(Entries from a dataset of interfaces)
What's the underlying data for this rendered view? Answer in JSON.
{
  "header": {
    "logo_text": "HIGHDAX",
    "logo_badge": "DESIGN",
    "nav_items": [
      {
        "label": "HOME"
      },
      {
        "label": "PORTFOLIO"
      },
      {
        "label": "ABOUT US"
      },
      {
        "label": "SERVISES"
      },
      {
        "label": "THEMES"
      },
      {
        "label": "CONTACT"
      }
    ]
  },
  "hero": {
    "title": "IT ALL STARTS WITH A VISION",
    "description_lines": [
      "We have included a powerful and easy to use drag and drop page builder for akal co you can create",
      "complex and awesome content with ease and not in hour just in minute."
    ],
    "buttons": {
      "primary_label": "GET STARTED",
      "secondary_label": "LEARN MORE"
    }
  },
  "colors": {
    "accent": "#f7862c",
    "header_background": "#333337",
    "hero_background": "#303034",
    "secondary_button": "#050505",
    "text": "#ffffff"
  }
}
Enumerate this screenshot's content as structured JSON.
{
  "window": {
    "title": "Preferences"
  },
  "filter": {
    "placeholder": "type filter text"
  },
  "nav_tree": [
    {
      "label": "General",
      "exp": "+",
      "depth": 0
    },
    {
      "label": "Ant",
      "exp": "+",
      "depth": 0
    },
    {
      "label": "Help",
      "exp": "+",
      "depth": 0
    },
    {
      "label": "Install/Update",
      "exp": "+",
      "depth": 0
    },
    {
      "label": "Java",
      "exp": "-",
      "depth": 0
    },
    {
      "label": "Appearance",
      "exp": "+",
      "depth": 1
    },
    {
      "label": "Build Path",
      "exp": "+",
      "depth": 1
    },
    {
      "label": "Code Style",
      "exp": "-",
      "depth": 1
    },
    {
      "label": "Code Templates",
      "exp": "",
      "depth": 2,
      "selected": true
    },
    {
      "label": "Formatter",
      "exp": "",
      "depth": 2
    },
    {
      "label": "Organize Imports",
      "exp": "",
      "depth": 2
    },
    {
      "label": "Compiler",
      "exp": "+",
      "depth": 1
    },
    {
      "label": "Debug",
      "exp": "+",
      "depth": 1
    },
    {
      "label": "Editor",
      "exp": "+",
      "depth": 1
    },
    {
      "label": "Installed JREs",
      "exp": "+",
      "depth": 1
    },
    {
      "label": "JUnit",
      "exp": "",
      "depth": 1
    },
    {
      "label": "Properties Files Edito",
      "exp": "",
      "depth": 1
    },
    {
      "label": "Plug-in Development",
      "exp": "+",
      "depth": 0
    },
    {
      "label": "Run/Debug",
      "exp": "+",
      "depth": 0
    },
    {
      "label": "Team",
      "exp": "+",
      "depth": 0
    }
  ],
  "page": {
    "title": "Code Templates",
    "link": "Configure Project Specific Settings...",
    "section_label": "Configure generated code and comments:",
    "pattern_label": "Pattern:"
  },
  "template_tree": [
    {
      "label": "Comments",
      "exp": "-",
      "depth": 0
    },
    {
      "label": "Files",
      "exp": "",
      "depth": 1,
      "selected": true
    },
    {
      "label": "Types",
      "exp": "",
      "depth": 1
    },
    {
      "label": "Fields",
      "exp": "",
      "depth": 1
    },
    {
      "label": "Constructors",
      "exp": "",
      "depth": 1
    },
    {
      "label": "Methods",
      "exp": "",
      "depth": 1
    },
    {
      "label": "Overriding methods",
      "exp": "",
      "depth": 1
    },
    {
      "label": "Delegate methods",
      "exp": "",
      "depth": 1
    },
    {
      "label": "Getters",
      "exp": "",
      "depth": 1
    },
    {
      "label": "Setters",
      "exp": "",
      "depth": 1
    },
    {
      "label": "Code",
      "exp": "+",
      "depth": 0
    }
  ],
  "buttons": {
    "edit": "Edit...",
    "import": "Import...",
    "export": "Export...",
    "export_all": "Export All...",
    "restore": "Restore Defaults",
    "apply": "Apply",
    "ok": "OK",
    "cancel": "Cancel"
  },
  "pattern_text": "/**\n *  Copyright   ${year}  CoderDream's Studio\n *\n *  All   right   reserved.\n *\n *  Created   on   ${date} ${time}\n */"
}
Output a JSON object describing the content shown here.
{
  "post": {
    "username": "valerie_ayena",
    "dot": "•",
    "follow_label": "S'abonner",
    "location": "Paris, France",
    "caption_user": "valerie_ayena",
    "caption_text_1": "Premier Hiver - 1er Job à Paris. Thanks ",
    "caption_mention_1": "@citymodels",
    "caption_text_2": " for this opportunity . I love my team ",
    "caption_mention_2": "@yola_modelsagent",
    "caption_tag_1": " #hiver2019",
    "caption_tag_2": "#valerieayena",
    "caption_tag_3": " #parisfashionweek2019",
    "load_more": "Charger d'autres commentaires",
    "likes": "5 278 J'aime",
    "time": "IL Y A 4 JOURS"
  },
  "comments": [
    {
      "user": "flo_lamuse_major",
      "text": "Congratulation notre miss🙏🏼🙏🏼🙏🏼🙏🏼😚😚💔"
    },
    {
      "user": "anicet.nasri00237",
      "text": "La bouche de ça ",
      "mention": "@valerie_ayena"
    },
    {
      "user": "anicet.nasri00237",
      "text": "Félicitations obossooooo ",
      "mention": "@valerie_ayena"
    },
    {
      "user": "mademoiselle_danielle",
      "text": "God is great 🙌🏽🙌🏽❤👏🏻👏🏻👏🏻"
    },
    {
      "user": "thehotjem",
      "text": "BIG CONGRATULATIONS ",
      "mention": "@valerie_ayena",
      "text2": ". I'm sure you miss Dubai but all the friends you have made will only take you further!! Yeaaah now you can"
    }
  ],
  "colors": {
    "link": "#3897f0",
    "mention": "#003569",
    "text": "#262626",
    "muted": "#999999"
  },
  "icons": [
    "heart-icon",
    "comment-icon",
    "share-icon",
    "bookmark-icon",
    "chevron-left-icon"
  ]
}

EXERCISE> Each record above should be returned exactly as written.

ANSWER TO THIS EXERCISE>
What's the underlying data for this rendered view? Answer in JSON.
{
  "header": {
    "logo_text": "HIGHDAX",
    "logo_badge": "DESIGN",
    "nav_items": [
      {
        "label": "HOME"
      },
      {
        "label": "PORTFOLIO"
      },
      {
        "label": "ABOUT US"
      },
      {
        "label": "SERVISES"
      },
      {
        "label": "THEMES"
      },
      {
        "label": "CONTACT"
      }
    ]
  },
  "hero": {
    "title": "IT ALL STARTS WITH A VISION",
    "description_lines": [
      "We have included a powerful and easy to use drag and drop page builder for akal co you can create",
      "complex and awesome content with ease and not in hour just in minute."
    ],
    "buttons": {
      "primary_label": "GET STARTED",
      "secondary_label": "LEARN MORE"
    }
  },
  "colors": {
    "accent": "#f7862c",
    "header_background": "#333337",
    "hero_background": "#303034",
    "secondary_button": "#050505",
    "text": "#ffffff"
  }
}
Enumerate this screenshot's content as structured JSON.
{
  "window": {
    "title": "Preferences"
  },
  "filter": {
    "placeholder": "type filter text"
  },
  "nav_tree": [
    {
      "label": "General",
      "exp": "+",
      "depth": 0
    },
    {
      "label": "Ant",
      "exp": "+",
      "depth": 0
    },
    {
      "label": "Help",
      "exp": "+",
      "depth": 0
    },
    {
      "label": "Install/Update",
      "exp": "+",
      "depth": 0
    },
    {
      "label": "Java",
      "exp": "-",
      "depth": 0
    },
    {
      "label": "Appearance",
      "exp": "+",
      "depth": 1
    },
    {
      "label": "Build Path",
      "exp": "+",
      "depth": 1
    },
    {
      "label": "Code Style",
      "exp": "-",
      "depth": 1
    },
    {
      "label": "Code Templates",
      "exp": "",
      "depth": 2,
      "selected": true
    },
    {
      "label": "Formatter",
      "exp": "",
      "depth": 2
    },
    {
      "label": "Organize Imports",
      "exp": "",
      "depth": 2
    },
    {
      "label": "Compiler",
      "exp": "+",
      "depth": 1
    },
    {
      "label": "Debug",
      "exp": "+",
      "depth": 1
    },
    {
      "label": "Editor",
      "exp": "+",
      "depth": 1
    },
    {
      "label": "Installed JREs",
      "exp": "+",
      "depth": 1
    },
    {
      "label": "JUnit",
      "exp": "",
      "depth": 1
    },
    {
      "label": "Properties Files Edito",
      "exp": "",
      "depth": 1
    },
    {
      "label": "Plug-in Development",
      "exp": "+",
      "depth": 0
    },
    {
      "label": "Run/Debug",
      "exp": "+",
      "depth": 0
    },
    {
      "label": "Team",
      "exp": "+",
      "depth": 0
    }
  ],
  "page": {
    "title": "Code Templates",
    "link": "Configure Project Specific Settings...",
    "section_label": "Configure generated code and comments:",
    "pattern_label": "Pattern:"
  },
  "template_tree": [
    {
      "label": "Comments",
      "exp": "-",
      "depth": 0
    },
    {
      "label": "Files",
      "exp": "",
      "depth": 1,
      "selected": true
    },
    {
      "label": "Types",
      "exp": "",
      "depth": 1
    },
    {
      "label": "Fields",
      "exp": "",
      "depth": 1
    },
    {
      "label": "Constructors",
      "exp": "",
      "depth": 1
    },
    {
      "label": "Methods",
      "exp": "",
      "depth": 1
    },
    {
      "label": "Overriding methods",
      "exp": "",
      "depth": 1
    },
    {
      "label": "Delegate methods",
      "exp": "",
      "depth": 1
    },
    {
      "label": "Getters",
      "exp": "",
      "depth": 1
    },
    {
      "label": "Setters",
      "exp": "",
      "depth": 1
    },
    {
      "label": "Code",
      "exp": "+",
      "depth": 0
    }
  ],
  "buttons": {
    "edit": "Edit...",
    "import": "Import...",
    "export": "Export...",
    "export_all": "Export All...",
    "restore": "Restore Defaults",
    "apply": "Apply",
    "ok": "OK",
    "cancel": "Cancel"
  },
  "pattern_text": "/**\n *  Copyright   ${year}  CoderDream's Studio\n *\n *  All   right   reserved.\n *\n *  Created   on   ${date} ${time}\n */"
}
Output a JSON object describing the content shown here.
{
  "post": {
    "username": "valerie_ayena",
    "dot": "•",
    "follow_label": "S'abonner",
    "location": "Paris, France",
    "caption_user": "valerie_ayena",
    "caption_text_1": "Premier Hiver - 1er Job à Paris. Thanks ",
    "caption_mention_1": "@citymodels",
    "caption_text_2": " for this opportunity . I love my team ",
    "caption_mention_2": "@yola_modelsagent",
    "caption_tag_1": " #hiver2019",
    "caption_tag_2": "#valerieayena",
    "caption_tag_3": " #parisfashionweek2019",
    "load_more": "Charger d'autres commentaires",
    "likes": "5 278 J'aime",
    "time": "IL Y A 4 JOURS"
  },
  "comments": [
    {
      "user": "flo_lamuse_major",
      "text": "Congratulation notre miss🙏🏼🙏🏼🙏🏼🙏🏼😚😚💔"
    },
    {
      "user": "anicet.nasri00237",
      "text": "La bouche de ça ",
      "mention": "@valerie_ayena"
    },
    {
      "user": "anicet.nasri00237",
      "text": "Félicitations obossooooo ",
      "mention": "@valerie_ayena"
    },
    {
      "user": "mademoiselle_danielle",
      "text": "God is great 🙌🏽🙌🏽❤👏🏻👏🏻👏🏻"
    },
    {
      "user": "thehotjem",
      "text": "BIG CONGRATULATIONS ",
      "mention": "@valerie_ayena",
      "text2": ". I'm sure you miss Dubai but all the friends you have made will only take you further!! Yeaaah now you can"
    }
  ],
  "colors": {
    "link": "#3897f0",
    "mention": "#003569",
    "text": "#262626",
    "muted": "#999999"
  },
  "icons": [
    "heart-icon",
    "comment-icon",
    "share-icon",
    "bookmark-icon",
    "chevron-left-icon"
  ]
}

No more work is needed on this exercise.